A put option gives you the potential to profit from a price decline in a specific ETF. Therefore, by buying a put option you hope the price of the ETF declines so your put option will increase in value.
Assume you believe that the price of oil will fall over the next month, and along with it the price of US Oil Fund ETF (USO ). Let’s say the ETF currently trades at $32 so you buy a put option that expires one month from now with a strike price of $32.
The put option costs $1.15, or $115 to control 100 shares. Therefore the price needs to drop below $30.85, your break-even point, in order for you to start seeing a profit. If the price rises or stays above $32, and you allow the option to expire, your loss is limited to $115 [see The Total Cost Of ETF Investing].
In general, your loss is limited to the amount you pay for the option. As the ETF or stock price falls it eventually reaches your break-even point. If it continues to fall your profits continue to rise, but are not infinite since the lowest price an ETF can go is $0.
Selling a Put Option
Selling or writing a put option means giving someone else (the buyer) the right to sell an ETF at a specified price within a certain time frame. In exchange for this, you receive the premium that is paid by the buyer.

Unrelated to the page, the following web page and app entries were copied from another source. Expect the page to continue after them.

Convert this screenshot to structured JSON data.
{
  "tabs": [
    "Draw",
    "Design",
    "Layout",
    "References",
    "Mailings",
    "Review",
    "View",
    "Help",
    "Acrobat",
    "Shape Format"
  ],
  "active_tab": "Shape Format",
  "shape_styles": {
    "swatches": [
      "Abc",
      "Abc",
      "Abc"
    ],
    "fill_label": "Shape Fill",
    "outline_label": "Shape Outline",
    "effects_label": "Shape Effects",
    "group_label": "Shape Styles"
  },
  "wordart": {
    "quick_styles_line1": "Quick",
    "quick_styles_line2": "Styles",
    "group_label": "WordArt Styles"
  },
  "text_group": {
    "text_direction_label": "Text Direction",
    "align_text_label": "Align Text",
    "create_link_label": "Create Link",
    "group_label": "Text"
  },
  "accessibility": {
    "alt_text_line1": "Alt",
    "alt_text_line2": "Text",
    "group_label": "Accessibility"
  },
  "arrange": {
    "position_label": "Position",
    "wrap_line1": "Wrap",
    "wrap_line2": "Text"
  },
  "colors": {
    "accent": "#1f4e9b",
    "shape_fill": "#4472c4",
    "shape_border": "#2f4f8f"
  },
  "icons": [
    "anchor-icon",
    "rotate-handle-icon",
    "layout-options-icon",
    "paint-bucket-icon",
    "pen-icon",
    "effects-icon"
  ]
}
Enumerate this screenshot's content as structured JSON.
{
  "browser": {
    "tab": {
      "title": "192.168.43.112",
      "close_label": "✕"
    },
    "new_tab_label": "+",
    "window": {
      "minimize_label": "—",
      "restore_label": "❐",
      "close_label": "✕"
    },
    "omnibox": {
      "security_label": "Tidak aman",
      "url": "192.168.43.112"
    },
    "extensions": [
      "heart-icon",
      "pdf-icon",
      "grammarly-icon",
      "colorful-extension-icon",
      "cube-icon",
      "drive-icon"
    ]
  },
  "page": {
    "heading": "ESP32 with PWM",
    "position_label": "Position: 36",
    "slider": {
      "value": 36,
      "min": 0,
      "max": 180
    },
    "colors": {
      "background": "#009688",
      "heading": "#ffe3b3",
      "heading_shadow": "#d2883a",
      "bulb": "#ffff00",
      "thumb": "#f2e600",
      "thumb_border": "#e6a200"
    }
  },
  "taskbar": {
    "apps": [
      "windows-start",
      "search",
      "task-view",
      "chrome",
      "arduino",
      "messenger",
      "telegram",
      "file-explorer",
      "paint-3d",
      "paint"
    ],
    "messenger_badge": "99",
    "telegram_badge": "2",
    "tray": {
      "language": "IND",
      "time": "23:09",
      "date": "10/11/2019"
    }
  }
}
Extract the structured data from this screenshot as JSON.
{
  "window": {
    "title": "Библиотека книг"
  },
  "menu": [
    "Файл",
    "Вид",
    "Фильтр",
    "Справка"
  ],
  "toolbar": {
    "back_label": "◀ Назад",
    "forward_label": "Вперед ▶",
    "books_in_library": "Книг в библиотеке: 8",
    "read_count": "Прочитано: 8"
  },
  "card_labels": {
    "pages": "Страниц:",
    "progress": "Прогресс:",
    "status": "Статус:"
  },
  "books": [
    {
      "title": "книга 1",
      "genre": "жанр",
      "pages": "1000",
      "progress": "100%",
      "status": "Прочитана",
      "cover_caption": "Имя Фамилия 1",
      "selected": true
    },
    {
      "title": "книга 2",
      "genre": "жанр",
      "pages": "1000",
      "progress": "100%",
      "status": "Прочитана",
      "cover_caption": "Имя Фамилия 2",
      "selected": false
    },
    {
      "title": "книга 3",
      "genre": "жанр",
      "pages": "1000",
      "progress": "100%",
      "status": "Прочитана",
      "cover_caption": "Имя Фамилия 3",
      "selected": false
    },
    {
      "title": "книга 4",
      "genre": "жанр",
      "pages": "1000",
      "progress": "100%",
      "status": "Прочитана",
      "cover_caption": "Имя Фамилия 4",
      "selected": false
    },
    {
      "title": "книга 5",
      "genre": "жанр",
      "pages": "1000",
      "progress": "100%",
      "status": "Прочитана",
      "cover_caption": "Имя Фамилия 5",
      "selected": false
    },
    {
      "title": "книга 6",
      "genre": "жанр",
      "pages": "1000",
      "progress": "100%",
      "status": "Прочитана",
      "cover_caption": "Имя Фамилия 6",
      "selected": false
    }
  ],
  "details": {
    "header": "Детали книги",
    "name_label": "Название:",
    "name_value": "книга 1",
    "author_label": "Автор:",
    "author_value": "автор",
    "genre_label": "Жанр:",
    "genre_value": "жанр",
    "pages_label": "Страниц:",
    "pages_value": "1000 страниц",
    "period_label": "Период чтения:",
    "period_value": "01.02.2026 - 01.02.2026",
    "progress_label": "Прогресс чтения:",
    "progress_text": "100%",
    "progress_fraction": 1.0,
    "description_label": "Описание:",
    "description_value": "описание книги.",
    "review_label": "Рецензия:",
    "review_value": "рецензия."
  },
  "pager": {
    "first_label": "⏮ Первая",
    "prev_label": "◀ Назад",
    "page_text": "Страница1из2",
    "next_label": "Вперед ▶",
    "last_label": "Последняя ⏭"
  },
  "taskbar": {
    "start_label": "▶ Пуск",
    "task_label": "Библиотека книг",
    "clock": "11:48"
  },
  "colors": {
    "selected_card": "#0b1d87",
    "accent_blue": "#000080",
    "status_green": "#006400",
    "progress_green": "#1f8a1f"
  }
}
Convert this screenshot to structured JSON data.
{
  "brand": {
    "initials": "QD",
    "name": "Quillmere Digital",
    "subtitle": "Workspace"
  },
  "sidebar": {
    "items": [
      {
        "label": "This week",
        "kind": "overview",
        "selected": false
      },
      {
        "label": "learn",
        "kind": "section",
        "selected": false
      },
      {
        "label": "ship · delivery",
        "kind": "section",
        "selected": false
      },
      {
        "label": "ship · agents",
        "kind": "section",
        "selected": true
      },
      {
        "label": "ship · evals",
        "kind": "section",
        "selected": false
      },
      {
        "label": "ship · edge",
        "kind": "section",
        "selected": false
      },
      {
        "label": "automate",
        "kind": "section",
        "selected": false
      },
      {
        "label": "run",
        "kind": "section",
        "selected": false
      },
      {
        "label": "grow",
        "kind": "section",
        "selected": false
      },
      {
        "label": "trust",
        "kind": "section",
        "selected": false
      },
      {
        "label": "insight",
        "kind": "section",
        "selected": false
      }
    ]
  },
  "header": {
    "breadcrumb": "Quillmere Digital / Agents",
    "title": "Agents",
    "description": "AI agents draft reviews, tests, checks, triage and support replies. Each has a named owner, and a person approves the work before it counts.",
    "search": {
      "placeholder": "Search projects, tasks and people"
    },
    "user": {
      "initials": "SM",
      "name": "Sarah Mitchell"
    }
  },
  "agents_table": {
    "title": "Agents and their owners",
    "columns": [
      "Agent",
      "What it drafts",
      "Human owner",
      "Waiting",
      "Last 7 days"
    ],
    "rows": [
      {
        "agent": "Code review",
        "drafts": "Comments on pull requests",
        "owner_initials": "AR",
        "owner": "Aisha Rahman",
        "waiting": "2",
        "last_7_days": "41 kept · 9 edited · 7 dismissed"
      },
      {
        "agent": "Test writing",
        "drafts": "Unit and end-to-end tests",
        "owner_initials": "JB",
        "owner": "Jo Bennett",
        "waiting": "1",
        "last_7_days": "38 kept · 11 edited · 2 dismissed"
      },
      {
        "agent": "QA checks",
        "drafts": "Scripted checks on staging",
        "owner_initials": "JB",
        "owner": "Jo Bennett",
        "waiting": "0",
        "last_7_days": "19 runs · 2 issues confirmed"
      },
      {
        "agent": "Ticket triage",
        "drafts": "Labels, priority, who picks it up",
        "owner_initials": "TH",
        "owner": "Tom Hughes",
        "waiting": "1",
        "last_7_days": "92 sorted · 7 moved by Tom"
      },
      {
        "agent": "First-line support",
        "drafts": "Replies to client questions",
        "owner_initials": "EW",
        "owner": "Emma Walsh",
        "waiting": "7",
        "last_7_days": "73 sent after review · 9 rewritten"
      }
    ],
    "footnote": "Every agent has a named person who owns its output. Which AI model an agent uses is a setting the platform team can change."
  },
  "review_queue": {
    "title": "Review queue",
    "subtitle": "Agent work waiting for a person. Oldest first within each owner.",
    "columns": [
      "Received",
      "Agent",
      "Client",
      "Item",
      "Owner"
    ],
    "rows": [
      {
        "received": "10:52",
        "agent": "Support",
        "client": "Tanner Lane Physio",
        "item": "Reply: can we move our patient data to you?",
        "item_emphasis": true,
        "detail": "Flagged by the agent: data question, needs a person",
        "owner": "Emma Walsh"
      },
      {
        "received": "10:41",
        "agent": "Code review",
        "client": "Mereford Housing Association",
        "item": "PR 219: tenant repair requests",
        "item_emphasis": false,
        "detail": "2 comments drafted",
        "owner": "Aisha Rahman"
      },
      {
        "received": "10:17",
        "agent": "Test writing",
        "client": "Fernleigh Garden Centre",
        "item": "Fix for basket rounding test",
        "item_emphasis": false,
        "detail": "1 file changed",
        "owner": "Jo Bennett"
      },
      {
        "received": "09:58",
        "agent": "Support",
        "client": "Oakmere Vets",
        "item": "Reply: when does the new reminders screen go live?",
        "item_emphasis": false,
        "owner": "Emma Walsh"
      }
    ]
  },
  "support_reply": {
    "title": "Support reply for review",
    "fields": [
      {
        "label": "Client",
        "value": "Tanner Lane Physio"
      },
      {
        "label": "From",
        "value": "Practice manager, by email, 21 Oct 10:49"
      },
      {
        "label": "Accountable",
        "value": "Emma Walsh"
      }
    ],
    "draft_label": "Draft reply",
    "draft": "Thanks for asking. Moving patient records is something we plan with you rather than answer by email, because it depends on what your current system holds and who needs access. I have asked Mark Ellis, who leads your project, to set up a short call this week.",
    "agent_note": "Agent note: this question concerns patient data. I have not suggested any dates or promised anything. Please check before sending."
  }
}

Since you are giving someone else the right to sell the ETF at a specified price, if you aren’t short the ETF, “naked” put writing, and it falls in price considerably, you face large losses. At the same time, your profit from the option is limited to the premium you received for writing it.
“Covered” put writing is not that common either, but is used in some cases to incrementally increase the return on your short positions. Assume you are short the Silver Trust ETF (SLV ), and believe it is going to stay stagnant or maybe even slightly increase in value, but not enough for you to worry about closing out your short position. You sell a put option that expires in one month at $29, well below the current market price of $31, for example. For this, you receive an option premium of $0.15 per share, or $15 for 100 shares.
If the price rises slightly, then the premium serves to offset some of the loss on your short position. If the price declines, then you profit on your ETF position down to $29, plus the premium you received. If the ETF continues to drop below $29, though, your gains are capped as the put buyer will exercise their rights.
The Bottom Line
Option prices are determined by measures such as delta, gamma and theta. Yet simply understanding how, when, and why to buy or sell call and put options can get you started. Adding options to your ETF trading strategy can help maximize risk-adjusted returns over the long haul. However, keep in mind that it takes both dedication and patience when it comes to mastering these powerful financial derivatives. Current option prices are found on the CBOE website.
Disclosure: No positions at time of writing.